**Assignment**
Which of the lines in the records below hold the string "into"? Copy every one of them.

**Records for this exercise**
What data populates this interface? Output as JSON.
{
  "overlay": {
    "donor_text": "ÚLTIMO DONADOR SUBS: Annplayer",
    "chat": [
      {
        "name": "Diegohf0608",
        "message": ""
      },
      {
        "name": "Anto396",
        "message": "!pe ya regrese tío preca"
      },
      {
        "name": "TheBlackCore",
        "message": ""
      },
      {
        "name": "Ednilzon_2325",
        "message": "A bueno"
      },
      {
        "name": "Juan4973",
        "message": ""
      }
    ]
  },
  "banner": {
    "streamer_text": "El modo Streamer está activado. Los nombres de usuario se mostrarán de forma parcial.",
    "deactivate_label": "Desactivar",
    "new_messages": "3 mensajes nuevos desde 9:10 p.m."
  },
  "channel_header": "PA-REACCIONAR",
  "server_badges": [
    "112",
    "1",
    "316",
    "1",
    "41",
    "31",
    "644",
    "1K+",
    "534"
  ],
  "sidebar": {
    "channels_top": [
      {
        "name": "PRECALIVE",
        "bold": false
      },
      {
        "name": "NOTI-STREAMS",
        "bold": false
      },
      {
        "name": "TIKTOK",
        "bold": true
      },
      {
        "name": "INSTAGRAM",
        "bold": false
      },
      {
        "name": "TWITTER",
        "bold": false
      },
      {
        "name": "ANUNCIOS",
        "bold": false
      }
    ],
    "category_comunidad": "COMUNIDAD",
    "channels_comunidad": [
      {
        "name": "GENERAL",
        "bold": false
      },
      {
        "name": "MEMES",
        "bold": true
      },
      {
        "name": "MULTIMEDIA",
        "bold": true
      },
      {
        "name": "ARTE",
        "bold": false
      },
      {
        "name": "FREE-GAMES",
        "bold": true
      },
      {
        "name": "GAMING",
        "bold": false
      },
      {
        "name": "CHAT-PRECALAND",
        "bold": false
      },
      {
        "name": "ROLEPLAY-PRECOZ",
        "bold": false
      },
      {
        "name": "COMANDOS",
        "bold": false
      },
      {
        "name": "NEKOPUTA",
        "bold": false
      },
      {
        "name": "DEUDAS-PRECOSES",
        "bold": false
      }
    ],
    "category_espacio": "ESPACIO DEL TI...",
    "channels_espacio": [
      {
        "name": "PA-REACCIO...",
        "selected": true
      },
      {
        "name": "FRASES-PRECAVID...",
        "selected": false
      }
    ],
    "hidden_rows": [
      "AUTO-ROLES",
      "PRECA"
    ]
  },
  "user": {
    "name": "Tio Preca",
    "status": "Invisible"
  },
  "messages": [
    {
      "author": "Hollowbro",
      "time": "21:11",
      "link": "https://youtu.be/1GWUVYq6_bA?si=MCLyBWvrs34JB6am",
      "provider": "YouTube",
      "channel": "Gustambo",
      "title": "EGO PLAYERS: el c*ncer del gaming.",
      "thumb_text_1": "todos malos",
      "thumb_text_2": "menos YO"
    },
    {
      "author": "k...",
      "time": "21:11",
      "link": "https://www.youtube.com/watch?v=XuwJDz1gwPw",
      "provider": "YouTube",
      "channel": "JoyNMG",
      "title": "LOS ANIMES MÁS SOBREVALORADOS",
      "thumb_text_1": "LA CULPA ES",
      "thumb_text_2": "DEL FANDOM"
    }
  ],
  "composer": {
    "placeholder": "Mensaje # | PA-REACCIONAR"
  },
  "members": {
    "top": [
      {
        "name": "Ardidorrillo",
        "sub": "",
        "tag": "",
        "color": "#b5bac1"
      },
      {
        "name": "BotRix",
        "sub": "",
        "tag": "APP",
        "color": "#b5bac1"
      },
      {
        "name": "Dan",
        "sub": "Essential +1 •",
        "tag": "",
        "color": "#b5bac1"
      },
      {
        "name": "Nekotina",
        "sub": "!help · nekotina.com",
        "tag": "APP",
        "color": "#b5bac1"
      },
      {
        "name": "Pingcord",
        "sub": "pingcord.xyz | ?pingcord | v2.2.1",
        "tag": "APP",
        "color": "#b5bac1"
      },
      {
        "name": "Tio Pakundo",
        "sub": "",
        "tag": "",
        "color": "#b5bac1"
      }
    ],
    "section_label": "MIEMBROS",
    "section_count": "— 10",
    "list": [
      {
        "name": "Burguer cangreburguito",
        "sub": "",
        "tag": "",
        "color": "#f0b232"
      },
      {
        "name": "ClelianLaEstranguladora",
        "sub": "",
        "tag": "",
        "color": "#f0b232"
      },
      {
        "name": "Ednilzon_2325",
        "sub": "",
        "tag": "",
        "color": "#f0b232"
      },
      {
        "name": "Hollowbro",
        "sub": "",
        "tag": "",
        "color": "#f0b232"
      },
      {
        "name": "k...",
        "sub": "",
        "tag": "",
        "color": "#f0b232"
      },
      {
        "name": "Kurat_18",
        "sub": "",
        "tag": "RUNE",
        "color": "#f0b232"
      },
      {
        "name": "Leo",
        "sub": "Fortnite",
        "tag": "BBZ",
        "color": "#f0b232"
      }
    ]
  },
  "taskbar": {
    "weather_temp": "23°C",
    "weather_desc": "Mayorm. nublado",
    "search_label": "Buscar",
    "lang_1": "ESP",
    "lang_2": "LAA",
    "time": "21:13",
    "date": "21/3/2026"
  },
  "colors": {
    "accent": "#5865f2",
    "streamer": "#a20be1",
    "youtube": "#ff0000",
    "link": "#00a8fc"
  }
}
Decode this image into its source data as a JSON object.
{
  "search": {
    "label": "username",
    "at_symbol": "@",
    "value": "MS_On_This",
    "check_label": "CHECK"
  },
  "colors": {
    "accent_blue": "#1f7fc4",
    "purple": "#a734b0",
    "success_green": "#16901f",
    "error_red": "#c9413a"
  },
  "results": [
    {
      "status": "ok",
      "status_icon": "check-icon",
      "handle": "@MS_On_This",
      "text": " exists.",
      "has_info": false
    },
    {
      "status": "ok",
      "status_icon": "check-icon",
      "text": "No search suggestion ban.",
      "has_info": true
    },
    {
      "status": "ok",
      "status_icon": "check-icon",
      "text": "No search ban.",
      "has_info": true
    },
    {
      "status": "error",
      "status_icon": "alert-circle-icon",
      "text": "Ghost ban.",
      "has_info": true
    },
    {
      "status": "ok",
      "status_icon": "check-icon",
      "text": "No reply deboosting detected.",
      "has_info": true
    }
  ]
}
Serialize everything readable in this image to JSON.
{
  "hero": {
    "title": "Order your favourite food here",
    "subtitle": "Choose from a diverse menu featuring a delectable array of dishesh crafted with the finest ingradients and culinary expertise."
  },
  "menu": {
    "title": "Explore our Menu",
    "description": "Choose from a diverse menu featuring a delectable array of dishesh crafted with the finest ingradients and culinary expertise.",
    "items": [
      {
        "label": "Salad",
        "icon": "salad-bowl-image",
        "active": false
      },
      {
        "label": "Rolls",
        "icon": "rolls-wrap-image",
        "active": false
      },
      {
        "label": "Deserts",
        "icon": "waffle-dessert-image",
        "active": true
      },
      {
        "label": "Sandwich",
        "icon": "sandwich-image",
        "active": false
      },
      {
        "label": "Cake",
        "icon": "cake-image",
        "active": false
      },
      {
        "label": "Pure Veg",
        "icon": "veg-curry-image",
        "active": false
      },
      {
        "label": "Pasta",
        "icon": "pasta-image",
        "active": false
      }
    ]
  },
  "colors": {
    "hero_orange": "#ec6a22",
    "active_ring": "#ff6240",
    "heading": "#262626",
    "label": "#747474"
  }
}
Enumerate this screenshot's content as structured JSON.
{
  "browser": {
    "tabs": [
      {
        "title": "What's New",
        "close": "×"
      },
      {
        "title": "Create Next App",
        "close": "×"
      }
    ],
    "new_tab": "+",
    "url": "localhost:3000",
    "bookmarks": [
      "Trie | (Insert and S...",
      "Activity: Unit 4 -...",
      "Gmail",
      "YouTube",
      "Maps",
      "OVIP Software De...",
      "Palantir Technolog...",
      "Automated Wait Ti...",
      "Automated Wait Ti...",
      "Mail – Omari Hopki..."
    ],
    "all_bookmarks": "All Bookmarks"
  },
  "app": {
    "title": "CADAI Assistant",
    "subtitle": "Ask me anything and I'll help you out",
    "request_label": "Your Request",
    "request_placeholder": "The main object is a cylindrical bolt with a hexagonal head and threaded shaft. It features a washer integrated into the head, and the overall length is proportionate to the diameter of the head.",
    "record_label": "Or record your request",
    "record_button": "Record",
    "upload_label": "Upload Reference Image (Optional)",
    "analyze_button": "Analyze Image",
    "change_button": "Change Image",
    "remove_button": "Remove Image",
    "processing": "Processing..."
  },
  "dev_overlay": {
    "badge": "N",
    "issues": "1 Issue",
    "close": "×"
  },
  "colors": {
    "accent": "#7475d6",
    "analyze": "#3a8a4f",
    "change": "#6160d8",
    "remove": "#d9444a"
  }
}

**Finished task**
Decode this image into its source data as a JSON object.
    "request_placeholder": "The main object is a cylindrical bolt with a hexagonal head and threaded shaft. It features a washer integrated into the head, and the overall length is proportionate to the diameter of the head.",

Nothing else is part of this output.